Finance and IT executives at government agencies across the country are about to get their own dose of some very unpleasant private-sector medicine: the Sarbanes-Oxley Act.
With the start of fiscal 2006 this month, the federal government has adopted drastic new standards for internal controls on finance and operations, much like SarbOx and its requirement that companies document and test all internal controls to ensure accurate financial reporting. Known as Circular No. A-123, the revised measure applies to all federal agencies and governs how they account for spending.
Among the new requirements: annual reports on internal controls and assurances that all of an agencys controls have been documented and tested.
Think of it as SarbOx, gone public.
"Since Sarbanes has been released, theres been lots of debate on whether federal agencies should have the same discipline," said James Deloach, managing director at Protiviti Inc., a compliance and risk consulting company in Houston. "Clearly, this is an effort to do so."
Whether A-123s new provisions will generate as much turmoil for government financial and IT executives as SarbOx did for private industry is unclear. On one hand, the feds have long had some regulation of internal controls (albeit nowhere near as rigorous as SarbOxs and A-123s latest additions). And many have taken diligent notes as private-sector colleagues struggled through their own SarbOx projects in the last two years, consultants and government financial executives say.

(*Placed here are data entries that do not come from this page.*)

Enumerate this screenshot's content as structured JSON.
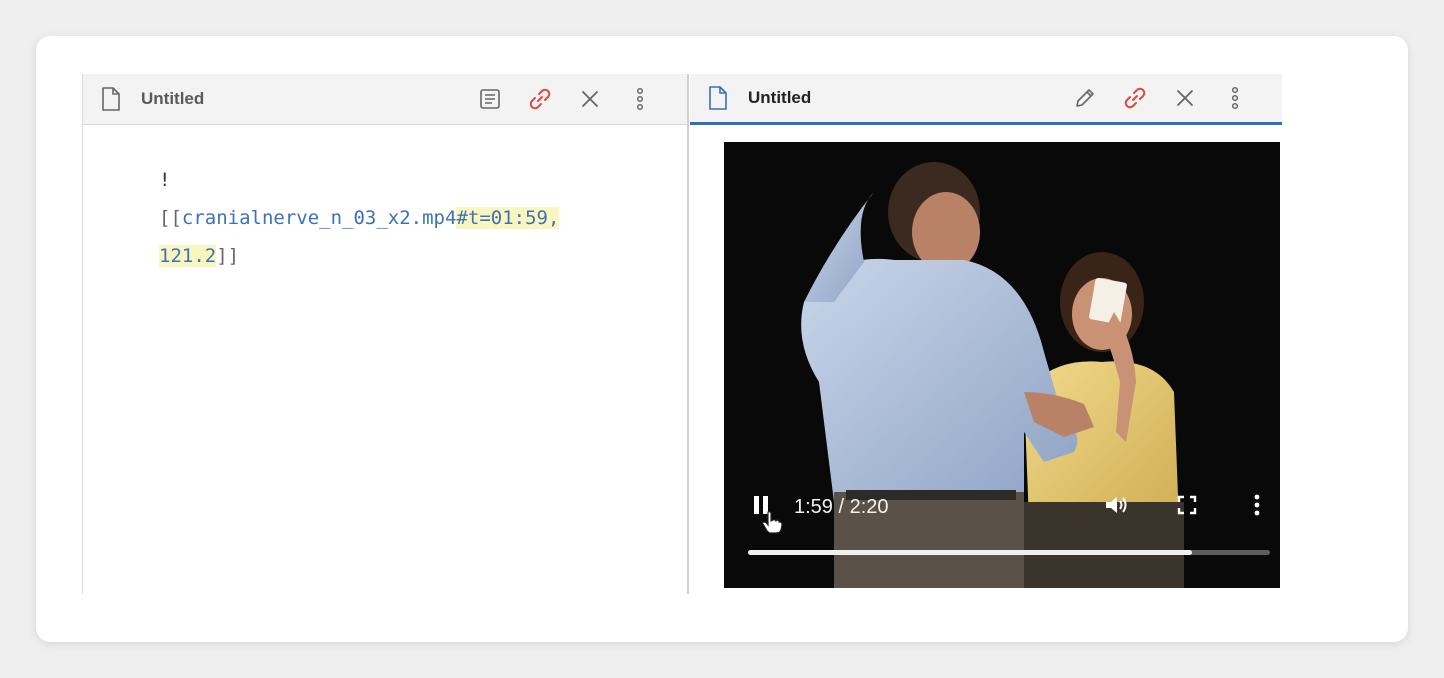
{
  "left_pane": {
    "title": "Untitled",
    "editor": {
      "line1": "!",
      "line2_open": "[[",
      "line2_link": "cranialnerve_n_03_x2.mp4",
      "line2_fragment": "#t=01:59,",
      "line3_fragment": "121.2",
      "line3_close": "]]"
    },
    "actions": [
      "reading-view-icon",
      "link-icon",
      "close-icon",
      "more-options-icon"
    ]
  },
  "right_pane": {
    "title": "Untitled",
    "actions": [
      "edit-pencil-icon",
      "link-icon",
      "close-icon",
      "more-options-icon"
    ],
    "video": {
      "time_display": "1:59 / 2:20",
      "progress": 0.85,
      "state": "playing"
    }
  },
  "colors": {
    "accent": "#2f6fc2",
    "link": "#3d72b8",
    "link_icon": "#e0483f",
    "highlight": "#fbf6c0"
  }
}
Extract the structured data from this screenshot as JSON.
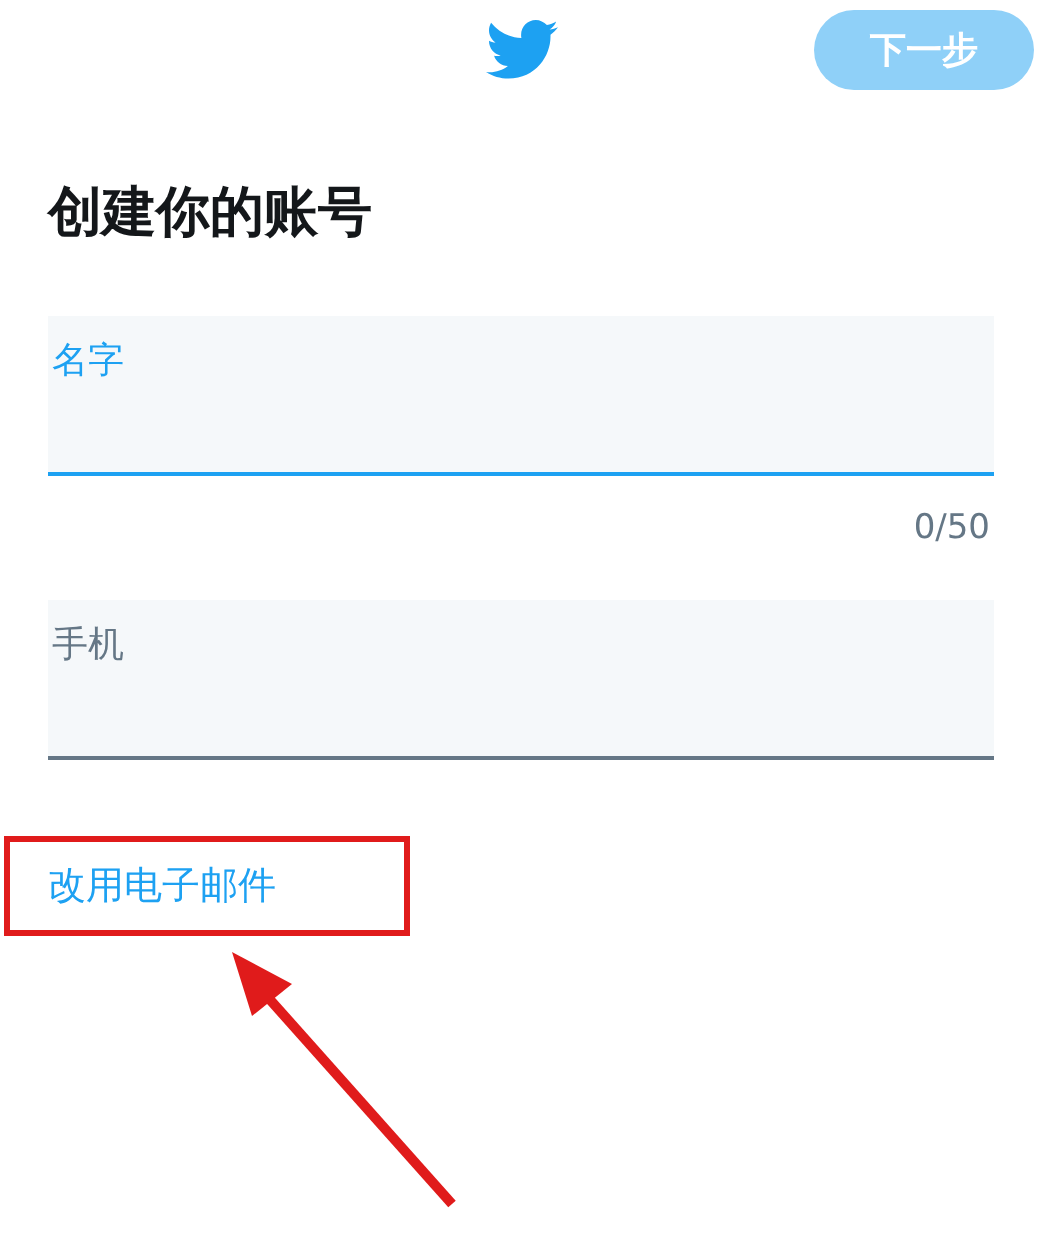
{
  "header": {
    "next_button": {
      "label": "下一步",
      "disabled": true
    }
  },
  "title": "创建你的账号",
  "fields": [
    {
      "placeholder": "名字",
      "focused": true,
      "counter": "0/50"
    },
    {
      "placeholder": "手机",
      "focused": false
    }
  ],
  "alt_link": "改用电子邮件",
  "annotation": {
    "highlight_box": true,
    "arrow": true
  }
}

On the other hand, compliance will require additional resources that cash-strapped agencies do not have. Many businesses operating in regulated industries expected to find SarbOx compliance a relatively easy next step, too—but few reportedly did. Regardless, the responsibilities of government IT and financial executives have grown considerably.
"Sarbanes wasnt going anywhere, and, eventually, it would find a way to trickle down to us. This is that way," said Felicia Farrar, an auditor with the city of Houston who oversees federal funds for a local HIV-assistance program. "This is going to be the same challenge that its been with public companies."
One crucial question will be how new IT fits into agencies A-123 efforts. Already some software vendors and consultants, such as Paisley Consulting, ACL Services Ltd. and Virsa Systems Inc., are targeting the government as a lucrative new customer. IBM recently unveiled a new version of its Workplace for Business Controls and Reporting software suite specifically for government agencies. IBM has since signed on the National Science Foundation (with a $5.6 billion budget) as a client and said it is in talks with other agencies.
"Theyre just beginning to realize they need help," said Denise Rabun, an associate partner with IBM Business Consulting Services, in Somers, N.Y. Rabun said she sees many agencies manage their documentation in Microsoft Corp.s Excel or, worse, filing cabinets. "Its all over the place," she said. "The hard part is getting your arms around what should be tested."
IT managers can expect to spend considerable time (exactly how much might vary greatly from one agency to the next) working with managers in other departments to identify all those controls and document them in one standard format that is easily understood by outside auditors. That has been the prime challenge for the private sector: not the actual testing of controls and repairing of weaknesses but finding out what controls exist in the first place.